----- Data shown -----
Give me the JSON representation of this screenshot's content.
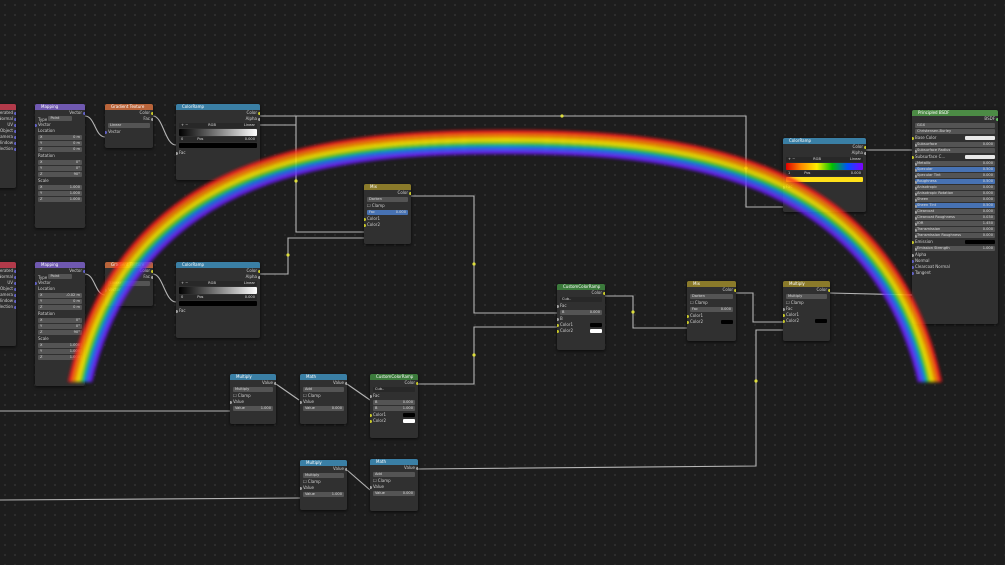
{
  "node_titles": {
    "mapping": "Mapping",
    "gradient": "Gradient Texture",
    "colorramp": "ColorRamp",
    "mix": "Mix",
    "mix2": "Mix",
    "multiply": "Multiply",
    "math": "Math",
    "custom_ramp": "CustomColorRamp",
    "custom_ramp2": "CustomColorRamp",
    "principled": "Principled BSDF",
    "math2": "Math"
  },
  "socket_labels": {
    "vector": "Vector",
    "color": "Color",
    "fac": "Fac",
    "alpha": "Alpha",
    "value": "Value",
    "bsdf": "BSDF",
    "location": "Location",
    "rotation": "Rotation",
    "scale": "Scale",
    "type": "Type",
    "clamp": "Clamp",
    "color1": "Color1",
    "color2": "Color2",
    "b": "B"
  },
  "mapping": {
    "type_value": "Point",
    "loc": [
      "0 m",
      "0 m",
      "0 m"
    ],
    "loc_alt": [
      "-0.02 m",
      "0 m",
      "0 m"
    ],
    "rot": [
      "0°",
      "0°",
      "90°"
    ],
    "scale": [
      "1.000",
      "1.000",
      "1.000"
    ],
    "axis": [
      "X",
      "Y",
      "Z"
    ]
  },
  "gradient": {
    "mode": "Linear"
  },
  "colorramp": {
    "mode": "RGB",
    "interp": "Linear",
    "index": "0",
    "pos_label": "Pos",
    "pos_value": "0.000",
    "index2": "1",
    "pos_value2": "0.000"
  },
  "mix": {
    "blend": "Darken",
    "clamp": "Clamp",
    "fac": "0.000"
  },
  "mix2": {
    "blend": "Darken",
    "clamp": "Clamp",
    "fac": "0.000"
  },
  "multiply_node": {
    "op": "Multiply",
    "clamp": "Clamp",
    "value_label": "Value",
    "value": "1.000"
  },
  "math_node": {
    "op": "Add",
    "clamp": "Clamp",
    "value_label": "Value",
    "value": "0.000"
  },
  "custom": {
    "mode": "Cub..",
    "fac_label": "Fac",
    "b_label": "B",
    "b_value": "0.000",
    "c1": "0.000",
    "c2": "1.000"
  },
  "principled": {
    "dist": "GGX",
    "sss": "Christensen-Burley",
    "rows": [
      "Base Color",
      "Subsurface",
      "Subsurface Radius",
      "Subsurface C...",
      "Metallic",
      "Specular",
      "Specular Tint",
      "Roughness",
      "Anisotropic",
      "Anisotropic Rotation",
      "Sheen",
      "Sheen Tint",
      "Clearcoat",
      "Clearcoat Roughness",
      "IOR",
      "Transmission",
      "Transmission Roughness",
      "Emission",
      "Emission Strength",
      "Alpha",
      "Normal",
      "Clearcoat Normal",
      "Tangent"
    ],
    "values": [
      "",
      "0.000",
      "",
      "",
      "0.000",
      "0.500",
      "0.000",
      "0.500",
      "0.000",
      "0.000",
      "0.000",
      "0.500",
      "0.000",
      "0.030",
      "1.450",
      "0.000",
      "0.000",
      "",
      "1.000",
      "",
      "",
      "",
      ""
    ]
  },
  "left_out": {
    "rows": [
      "Generated",
      "Normal",
      "UV",
      "Object",
      "Camera",
      "Window",
      "Reflection"
    ]
  },
  "colors": {
    "mapping_header": "#6f58b0",
    "texture_header": "#b9643a",
    "converter_header": "#3a7fa5",
    "color_header": "#8a7a2a",
    "group_header": "#3b7a3b",
    "shader_header": "#4c8b45",
    "output_header": "#b23a4a",
    "link": "#b8b8b8",
    "ramp_yellow": "#ffe11a"
  }
}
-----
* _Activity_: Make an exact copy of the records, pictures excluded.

* _Answer section_:
Give me the JSON representation of this screenshot's content.
{
  "node_titles": {
    "mapping": "Mapping",
    "gradient": "Gradient Texture",
    "colorramp": "ColorRamp",
    "mix": "Mix",
    "mix2": "Mix",
    "multiply": "Multiply",
    "math": "Math",
    "custom_ramp": "CustomColorRamp",
    "custom_ramp2": "CustomColorRamp",
    "principled": "Principled BSDF",
    "math2": "Math"
  },
  "socket_labels": {
    "vector": "Vector",
    "color": "Color",
    "fac": "Fac",
    "alpha": "Alpha",
    "value": "Value",
    "bsdf": "BSDF",
    "location": "Location",
    "rotation": "Rotation",
    "scale": "Scale",
    "type": "Type",
    "clamp": "Clamp",
    "color1": "Color1",
    "color2": "Color2",
    "b": "B"
  },
  "mapping": {
    "type_value": "Point",
    "loc": [
      "0 m",
      "0 m",
      "0 m"
    ],
    "loc_alt": [
      "-0.02 m",
      "0 m",
      "0 m"
    ],
    "rot": [
      "0°",
      "0°",
      "90°"
    ],
    "scale": [
      "1.000",
      "1.000",
      "1.000"
    ],
    "axis": [
      "X",
      "Y",
      "Z"
    ]
  },
  "gradient": {
    "mode": "Linear"
  },
  "colorramp": {
    "mode": "RGB",
    "interp": "Linear",
    "index": "0",
    "pos_label": "Pos",
    "pos_value": "0.000",
    "index2": "1",
    "pos_value2": "0.000"
  },
  "mix": {
    "blend": "Darken",
    "clamp": "Clamp",
    "fac": "0.000"
  },
  "mix2": {
    "blend": "Darken",
    "clamp": "Clamp",
    "fac": "0.000"
  },
  "multiply_node": {
    "op": "Multiply",
    "clamp": "Clamp",
    "value_label": "Value",
    "value": "1.000"
  },
  "math_node": {
    "op": "Add",
    "clamp": "Clamp",
    "value_label": "Value",
    "value": "0.000"
  },
  "custom": {
    "mode": "Cub..",
    "fac_label": "Fac",
    "b_label": "B",
    "b_value": "0.000",
    "c1": "0.000",
    "c2": "1.000"
  },
  "principled": {
    "dist": "GGX",
    "sss": "Christensen-Burley",
    "rows": [
      "Base Color",
      "Subsurface",
      "Subsurface Radius",
      "Subsurface C...",
      "Metallic",
      "Specular",
      "Specular Tint",
      "Roughness",
      "Anisotropic",
      "Anisotropic Rotation",
      "Sheen",
      "Sheen Tint",
      "Clearcoat",
      "Clearcoat Roughness",
      "IOR",
      "Transmission",
      "Transmission Roughness",
      "Emission",
      "Emission Strength",
      "Alpha",
      "Normal",
      "Clearcoat Normal",
      "Tangent"
    ],
    "values": [
      "",
      "0.000",
      "",
      "",
      "0.000",
      "0.500",
      "0.000",
      "0.500",
      "0.000",
      "0.000",
      "0.000",
      "0.500",
      "0.000",
      "0.030",
      "1.450",
      "0.000",
      "0.000",
      "",
      "1.000",
      "",
      "",
      "",
      ""
    ]
  },
  "left_out": {
    "rows": [
      "Generated",
      "Normal",
      "UV",
      "Object",
      "Camera",
      "Window",
      "Reflection"
    ]
  },
  "colors": {
    "mapping_header": "#6f58b0",
    "texture_header": "#b9643a",
    "converter_header": "#3a7fa5",
    "color_header": "#8a7a2a",
    "group_header": "#3b7a3b",
    "shader_header": "#4c8b45",
    "output_header": "#b23a4a",
    "link": "#b8b8b8",
    "ramp_yellow": "#ffe11a"
  }
}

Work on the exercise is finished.